150 firms and counting – “proper” legal comparison website gears up for consumer launch


Briggs: traditionalists are in danger of being left behind

Briggs: traditionalists are in danger of being left behind

The Law Superstore, which claims that it will be the UK’s first true legal comparison website, has hit 150 ‘partner’ firms as it gears up to launch to consumers on 1 August.

It said firms across the country have signed up to the site, including Blacks in Yorkshire, Hansells in the East of England, McMillan Williams in London and the South, FBC Manby Bowdler in the West Midlands and Redkite Law in Wales, as well as Express Solicitors in Manchester.

Firms will pay nothing to feature on the website, which will offer users comparisons between practices offering 140 legal services in 12 broad categories. The comparison will be displayed on the basis of criteria chosen by the user, including quality ratings – from user feedback – services, location, expertise and price. Other criteria will include Saturday opening and even parking.

Firms will pay a fee when they are delivered a pre-qualified client – the company said the site has been judged compliant with the ban on personal injury referral fees.

Founder and chief executive Matthew Briggs explained that there would be a “full digital triage process” to qualify leads, with some 6,000 questions – prepared in conjunction with member firms – ready to be asked depending on the user’s previous answer, driven by an artificial intelligence algorithm.

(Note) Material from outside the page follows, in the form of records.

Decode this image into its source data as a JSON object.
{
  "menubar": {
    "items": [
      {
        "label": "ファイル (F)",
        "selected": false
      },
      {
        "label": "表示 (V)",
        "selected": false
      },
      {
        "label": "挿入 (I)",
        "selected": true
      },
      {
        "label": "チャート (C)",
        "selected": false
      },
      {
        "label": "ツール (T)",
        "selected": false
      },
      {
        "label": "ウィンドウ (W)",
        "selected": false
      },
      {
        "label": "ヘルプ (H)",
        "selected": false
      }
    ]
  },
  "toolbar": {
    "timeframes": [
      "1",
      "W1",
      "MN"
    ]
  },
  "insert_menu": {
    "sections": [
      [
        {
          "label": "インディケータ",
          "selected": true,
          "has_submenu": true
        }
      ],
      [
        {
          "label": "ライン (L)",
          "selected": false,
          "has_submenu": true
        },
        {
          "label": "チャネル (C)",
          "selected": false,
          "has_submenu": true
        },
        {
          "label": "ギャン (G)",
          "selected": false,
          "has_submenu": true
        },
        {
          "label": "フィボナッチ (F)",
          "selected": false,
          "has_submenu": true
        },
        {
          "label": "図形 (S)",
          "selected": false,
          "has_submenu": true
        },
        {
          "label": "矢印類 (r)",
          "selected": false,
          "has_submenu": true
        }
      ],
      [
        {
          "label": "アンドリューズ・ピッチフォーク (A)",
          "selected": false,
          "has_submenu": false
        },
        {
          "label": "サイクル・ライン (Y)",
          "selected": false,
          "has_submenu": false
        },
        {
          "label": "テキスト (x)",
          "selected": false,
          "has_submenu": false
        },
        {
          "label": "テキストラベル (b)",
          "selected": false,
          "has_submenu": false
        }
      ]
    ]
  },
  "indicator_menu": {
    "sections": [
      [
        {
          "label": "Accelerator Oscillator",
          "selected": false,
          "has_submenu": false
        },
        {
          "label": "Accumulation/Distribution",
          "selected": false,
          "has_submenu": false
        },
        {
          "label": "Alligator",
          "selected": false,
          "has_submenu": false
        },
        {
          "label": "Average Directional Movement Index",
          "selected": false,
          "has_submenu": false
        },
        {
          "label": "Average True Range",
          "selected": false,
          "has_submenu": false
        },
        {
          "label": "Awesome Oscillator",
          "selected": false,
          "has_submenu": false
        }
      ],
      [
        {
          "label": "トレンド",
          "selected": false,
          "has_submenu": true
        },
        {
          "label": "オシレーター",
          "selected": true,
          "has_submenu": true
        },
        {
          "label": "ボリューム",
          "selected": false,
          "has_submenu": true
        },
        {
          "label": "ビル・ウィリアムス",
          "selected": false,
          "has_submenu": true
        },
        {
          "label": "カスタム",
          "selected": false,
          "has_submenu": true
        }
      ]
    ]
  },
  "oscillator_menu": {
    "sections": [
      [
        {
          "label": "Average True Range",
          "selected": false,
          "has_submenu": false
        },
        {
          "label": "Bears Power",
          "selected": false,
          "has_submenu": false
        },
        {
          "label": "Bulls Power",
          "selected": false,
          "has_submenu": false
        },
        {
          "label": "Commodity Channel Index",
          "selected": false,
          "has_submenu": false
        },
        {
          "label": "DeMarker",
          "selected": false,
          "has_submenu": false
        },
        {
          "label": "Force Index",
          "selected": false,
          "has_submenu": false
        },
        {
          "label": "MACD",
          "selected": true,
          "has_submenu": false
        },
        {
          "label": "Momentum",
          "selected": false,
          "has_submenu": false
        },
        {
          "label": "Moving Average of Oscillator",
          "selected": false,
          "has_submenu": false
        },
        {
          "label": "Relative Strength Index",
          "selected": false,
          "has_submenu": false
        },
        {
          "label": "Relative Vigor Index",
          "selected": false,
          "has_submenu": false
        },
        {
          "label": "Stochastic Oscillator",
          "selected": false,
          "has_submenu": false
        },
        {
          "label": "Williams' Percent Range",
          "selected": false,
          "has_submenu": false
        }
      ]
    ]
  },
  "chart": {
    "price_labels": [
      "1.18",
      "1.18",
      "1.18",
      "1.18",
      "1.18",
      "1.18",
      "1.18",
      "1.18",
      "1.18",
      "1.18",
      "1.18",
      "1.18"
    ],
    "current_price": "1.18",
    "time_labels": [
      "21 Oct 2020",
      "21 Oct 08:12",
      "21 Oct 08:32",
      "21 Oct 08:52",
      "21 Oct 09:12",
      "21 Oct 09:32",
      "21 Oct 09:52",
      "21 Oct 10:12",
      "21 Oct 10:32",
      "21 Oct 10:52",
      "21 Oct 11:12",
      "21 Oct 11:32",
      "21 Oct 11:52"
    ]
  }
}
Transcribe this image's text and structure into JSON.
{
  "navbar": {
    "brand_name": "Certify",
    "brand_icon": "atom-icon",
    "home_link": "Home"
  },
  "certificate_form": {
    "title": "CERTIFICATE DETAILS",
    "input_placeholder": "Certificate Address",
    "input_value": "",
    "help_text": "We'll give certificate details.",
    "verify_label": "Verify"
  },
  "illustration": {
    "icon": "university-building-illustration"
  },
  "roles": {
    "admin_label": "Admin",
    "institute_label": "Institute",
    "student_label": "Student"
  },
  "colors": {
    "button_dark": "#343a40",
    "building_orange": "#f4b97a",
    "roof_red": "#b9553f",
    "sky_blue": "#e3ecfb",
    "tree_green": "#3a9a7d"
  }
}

In all, users would have to answer about 10-15 “rapid fire and intuitive” questions, which would take about a minute to complete, to find exactly what they were after, Mr Briggs said.

Firms can pay for an enhanced look for their listing when it comes up on a search, but they cannot pay to appear higher up in the results. They can choose the services, price and scope of the work they want to be visible to potential new customers, and can turn their profile on and off as they want.

There will be a cap on the number of firms who can be members of the Law Superstore, but Mr Briggs would not say what that would be or when it might be reached. It depends, he said, on the needs of affinity partners and also an expansion into further legal services.

When first announced last year, The Law Superstore aimed to open to consumers in March 2016, but Mr Briggs said it had been delayed because of functionality that had been added as a result of law firm and consumer feedback.

He added: “Some of the traditionalists we have spoken to are sceptical about using technology to generate new business. But they are in danger of being left behind as the early adopters reap the benefits of partnering with an organisation that specialises in generating new business, leaving law firms to focus on their core area of expertise – the law.”

  • Firms that sign up and populate the partner and pricing area of the website before 30 June will receive two months of fee-free case referrals during August and September 2016. Click here.



Leave a Comment

By clicking Submit you consent to Legal Futures storing your personal data and confirm you have read our Privacy Policy and section 5 of our Terms & Conditions which deals with user-generated content. All comments will be moderated before posting.

Required fields are marked *
Email address will not be published.

This site uses Akismet to reduce spam. Learn how your comment data is processed.

Reports

Our latest special report, produced in association with Temple Legal Protection, looks at the role of after-the-event (ATE) insurance in commercial litigation post-LASPO. We are at a time when insurers, solicitors, clients and litigation funders work ever more closely to create funding packages that work for all of them, with conditional fee and even damages-based agreements now part of many law firms’ armoury.

Blog

16 October 2019

The new SRA accounts rules – a checklist for compliant software

There are a number of changes to the accounts rules from 25 November, which law firm managers and compliance officers will need to take into account in order for their firms not to be in breach.

Read More

Loading animation